before when I used it, and of course I had not documented that I was using UTC
for dates throughout. So my fault, and easy enough to fix.
But wait, there's more. Even if he had used GetUTCDate, to me it would have
been bad coding. The column had a default and it would never make sense outside
of some type of administrative action to enter a different value for the date
the record was added, so I would have just omitted the column from the insert
altogether. A middle of the road approach would have been to use the DEFAULT
keyword as the value for the date. The worst part is that if I changed the
default on the table, perhaps to reflect a change in the business approach, the
stored procedure would still be implementing the original behavior.
I think that we wind up with four possible philosophies:
- Defaults are set for a reason, overriding is treason! Columns with
default values should be excluded from all insert statements
- Defaults are ok, you can include columns with defaults in your insert,
but if you truly want the default value the correct way is to use the
- Defaults are evil. Most likely you would set the column as not null and
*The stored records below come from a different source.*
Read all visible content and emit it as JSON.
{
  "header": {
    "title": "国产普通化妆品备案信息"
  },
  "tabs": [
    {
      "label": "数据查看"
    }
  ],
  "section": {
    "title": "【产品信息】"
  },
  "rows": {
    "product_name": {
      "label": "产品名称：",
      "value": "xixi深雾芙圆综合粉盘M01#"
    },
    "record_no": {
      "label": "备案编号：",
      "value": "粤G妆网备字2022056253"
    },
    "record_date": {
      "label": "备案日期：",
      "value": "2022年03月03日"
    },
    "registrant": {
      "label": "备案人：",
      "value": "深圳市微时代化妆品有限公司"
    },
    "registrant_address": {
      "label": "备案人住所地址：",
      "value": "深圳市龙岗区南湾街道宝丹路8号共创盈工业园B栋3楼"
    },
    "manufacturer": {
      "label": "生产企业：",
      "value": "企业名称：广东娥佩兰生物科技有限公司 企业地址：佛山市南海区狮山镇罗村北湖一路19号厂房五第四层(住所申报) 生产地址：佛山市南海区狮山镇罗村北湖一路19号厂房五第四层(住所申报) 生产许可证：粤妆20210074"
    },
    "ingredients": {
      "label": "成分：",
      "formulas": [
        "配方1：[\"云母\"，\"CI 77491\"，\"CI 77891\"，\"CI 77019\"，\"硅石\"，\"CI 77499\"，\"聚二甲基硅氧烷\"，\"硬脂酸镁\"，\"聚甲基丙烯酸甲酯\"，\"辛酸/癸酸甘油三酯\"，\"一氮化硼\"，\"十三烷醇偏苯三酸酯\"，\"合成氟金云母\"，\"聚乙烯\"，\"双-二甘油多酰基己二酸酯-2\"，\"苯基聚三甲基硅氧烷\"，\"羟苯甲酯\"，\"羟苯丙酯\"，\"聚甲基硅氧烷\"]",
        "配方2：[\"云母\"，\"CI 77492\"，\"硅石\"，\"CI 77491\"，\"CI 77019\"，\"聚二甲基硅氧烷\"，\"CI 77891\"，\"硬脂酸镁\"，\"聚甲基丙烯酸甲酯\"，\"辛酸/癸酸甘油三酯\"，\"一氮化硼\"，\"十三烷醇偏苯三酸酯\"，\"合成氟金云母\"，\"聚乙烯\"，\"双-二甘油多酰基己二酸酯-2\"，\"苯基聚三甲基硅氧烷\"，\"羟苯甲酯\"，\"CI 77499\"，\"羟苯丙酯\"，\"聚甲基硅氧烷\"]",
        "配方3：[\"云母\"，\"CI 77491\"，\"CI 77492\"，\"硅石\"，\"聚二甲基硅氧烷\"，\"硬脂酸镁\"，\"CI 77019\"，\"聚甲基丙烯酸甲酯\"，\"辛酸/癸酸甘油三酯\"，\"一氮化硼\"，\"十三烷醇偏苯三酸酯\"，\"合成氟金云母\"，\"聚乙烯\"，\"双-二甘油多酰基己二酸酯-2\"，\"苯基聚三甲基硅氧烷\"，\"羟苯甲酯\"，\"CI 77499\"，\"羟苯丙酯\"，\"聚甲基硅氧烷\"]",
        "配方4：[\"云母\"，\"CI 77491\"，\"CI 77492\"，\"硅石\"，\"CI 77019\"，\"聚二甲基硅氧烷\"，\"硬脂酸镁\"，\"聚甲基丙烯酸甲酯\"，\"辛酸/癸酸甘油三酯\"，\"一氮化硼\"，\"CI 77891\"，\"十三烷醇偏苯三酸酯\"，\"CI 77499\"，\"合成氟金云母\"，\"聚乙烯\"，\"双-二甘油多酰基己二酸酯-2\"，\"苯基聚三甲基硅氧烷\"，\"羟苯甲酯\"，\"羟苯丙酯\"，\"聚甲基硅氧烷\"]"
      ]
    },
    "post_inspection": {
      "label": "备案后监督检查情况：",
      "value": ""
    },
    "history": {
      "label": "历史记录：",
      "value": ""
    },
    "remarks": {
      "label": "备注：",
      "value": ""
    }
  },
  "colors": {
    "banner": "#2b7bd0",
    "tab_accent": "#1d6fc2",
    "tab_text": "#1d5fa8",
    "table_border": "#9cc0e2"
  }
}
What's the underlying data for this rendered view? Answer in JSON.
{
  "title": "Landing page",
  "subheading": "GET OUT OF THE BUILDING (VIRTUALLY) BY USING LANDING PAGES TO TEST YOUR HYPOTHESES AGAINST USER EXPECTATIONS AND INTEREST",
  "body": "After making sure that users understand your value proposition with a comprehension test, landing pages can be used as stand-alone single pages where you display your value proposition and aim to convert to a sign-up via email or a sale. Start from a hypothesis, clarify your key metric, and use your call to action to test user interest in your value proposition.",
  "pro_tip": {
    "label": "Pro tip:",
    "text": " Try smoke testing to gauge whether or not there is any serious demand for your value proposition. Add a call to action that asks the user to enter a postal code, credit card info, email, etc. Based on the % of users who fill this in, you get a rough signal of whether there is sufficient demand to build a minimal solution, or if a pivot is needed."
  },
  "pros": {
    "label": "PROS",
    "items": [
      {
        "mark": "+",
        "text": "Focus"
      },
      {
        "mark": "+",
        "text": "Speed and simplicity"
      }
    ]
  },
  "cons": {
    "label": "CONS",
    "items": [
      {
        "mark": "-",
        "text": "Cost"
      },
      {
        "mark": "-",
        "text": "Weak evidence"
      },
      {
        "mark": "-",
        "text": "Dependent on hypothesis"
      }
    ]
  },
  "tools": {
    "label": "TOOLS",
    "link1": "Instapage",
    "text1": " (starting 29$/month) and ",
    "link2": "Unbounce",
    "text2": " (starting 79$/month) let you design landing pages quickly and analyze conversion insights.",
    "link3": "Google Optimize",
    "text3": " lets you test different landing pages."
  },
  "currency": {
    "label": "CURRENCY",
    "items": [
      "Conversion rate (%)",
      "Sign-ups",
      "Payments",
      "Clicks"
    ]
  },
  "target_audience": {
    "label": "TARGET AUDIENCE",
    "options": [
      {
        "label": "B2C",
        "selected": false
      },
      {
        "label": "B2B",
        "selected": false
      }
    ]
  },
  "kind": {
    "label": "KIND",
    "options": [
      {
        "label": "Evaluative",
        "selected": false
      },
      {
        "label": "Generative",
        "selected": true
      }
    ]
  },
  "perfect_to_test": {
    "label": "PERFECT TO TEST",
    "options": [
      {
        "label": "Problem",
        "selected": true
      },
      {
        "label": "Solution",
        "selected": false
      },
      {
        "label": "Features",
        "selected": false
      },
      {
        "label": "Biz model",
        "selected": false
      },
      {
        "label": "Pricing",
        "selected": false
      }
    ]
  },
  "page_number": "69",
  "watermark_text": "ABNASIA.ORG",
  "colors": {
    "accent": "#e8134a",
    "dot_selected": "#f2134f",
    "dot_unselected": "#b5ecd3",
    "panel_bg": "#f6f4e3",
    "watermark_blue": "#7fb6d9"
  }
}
force whoever is writing the insert to do the homework required to figure
out what a good initial value is or where it should come from.
- Chaos, where everyone does it however they like on the project!
Aside from avoiding chaos, I'm not sure which to recommend. I've used
defaults for a long time and am used to working that way, but is it helpful or
confusing behavior? Or is it just a matter of setting the standards up front so
there is no collision of philosophies? One downside to not using defaults is you
would no longer be able to do "insert into table default values" which I find
useful when generating a few rows for testing, but have never used in production
code. You could enforce defaults via an instead of trigger, but that seems like
a lot of work that you may regret at some point anyway.
Is it a Zen question, or is there really a right answer? I'm looking forward
to your comments so that we can figure it out together!